Because sleep apnea can be so dangerous, it’s important to make sure that you get treatment that’s effective for you. Fortunately, there are many sleep apnea treatment options, so we can work to match you with the one that’s best for you.
Although many people people are prescribed CPAP for their sleep apnea, it’s not good for everyone. To determine if CPAP is right for you, it’s important to take many factors into account, including personality. Research shows that your personality may make CPAP a poor choice for your sleep apnea treatment.
Some Personalities Have Difficulty with CPAP
Researchers conducted a meta-analysis of 13 previous studies conducted between 2000 and 2016 looking at personality and CPAP compliance. These studies used many different approaches to the problem, so it included insight into overall personality types as well as specific personality traits that led to poor CPAP compliance.
Researchers determined that type D personalities were most likely to have poor CPAP compliance. Two main traits define type D personalities.

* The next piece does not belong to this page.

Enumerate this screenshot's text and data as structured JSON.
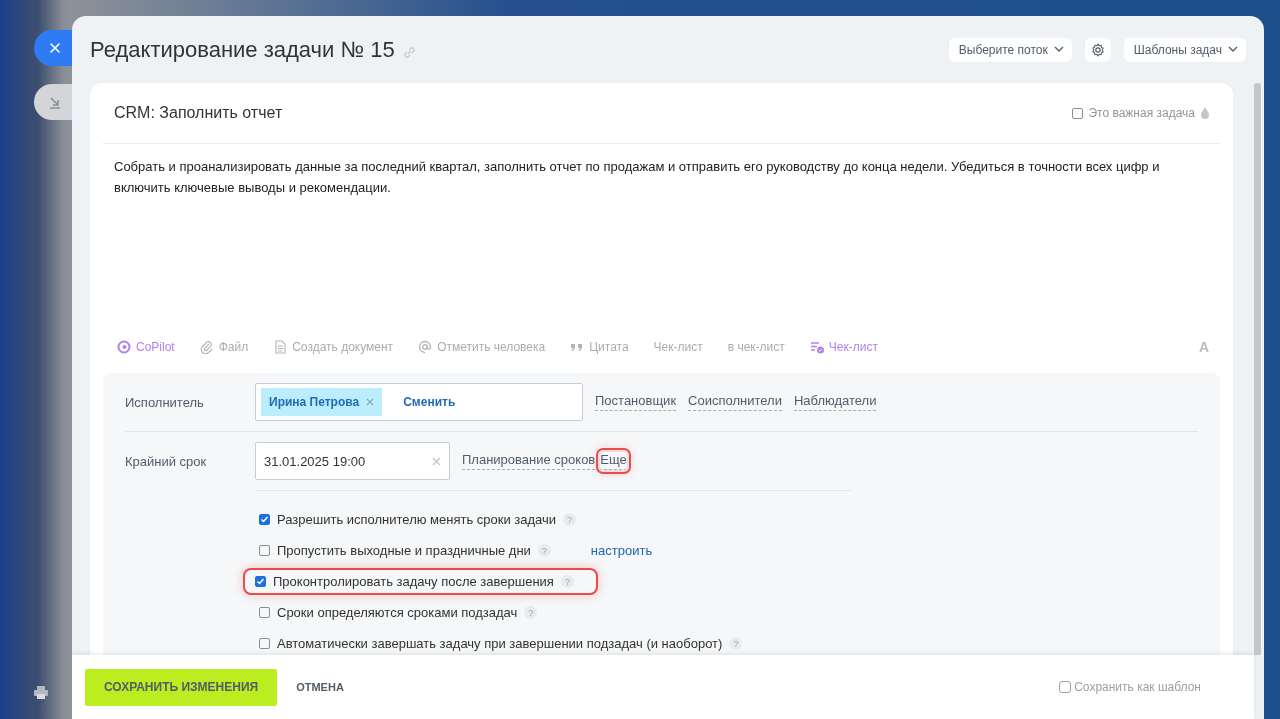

Type D personalities are more likely to experience negative emotions than other personality types. Type D personalities are also more likely to be socially inhibited.
But it’s more than just type D personalities that have difficulty with CPAP. People with hypochondriasis, a tendency toward denial, and distrust of authority are also more likely to have poor compliance with CPAP. Hypochondriacs are likely to focus on the side effects of CPAP–which can be significant–so they don’t want to keep up with the treatment. People in denial don’t want to believe that their sleep apnea is a serious condition and therefore they’re less likely to want a major intervention like CPAP. Similarly, those who distrust authority are less likely to listen to their doctor’s advice about sleep apnea and CPAP.
People are also more likely to have problems with CPAP if they feel that other people forced them to get treatment.
Oral Appliances Can Help
Oral appliances may be more compatible with people who have some of these personality traits. Because they are easier to comply with, have fewer side effects, and less intrusive, the barrier for acceptance is lower.
Plus, when people are prescribed CPAP and they’re unhappy either with their doctor or with the person who made them come in for treatment, getting an oral appliance can be a crucial bit of freedom that helps people feel more in control of their treatment and therefore more likely to comply.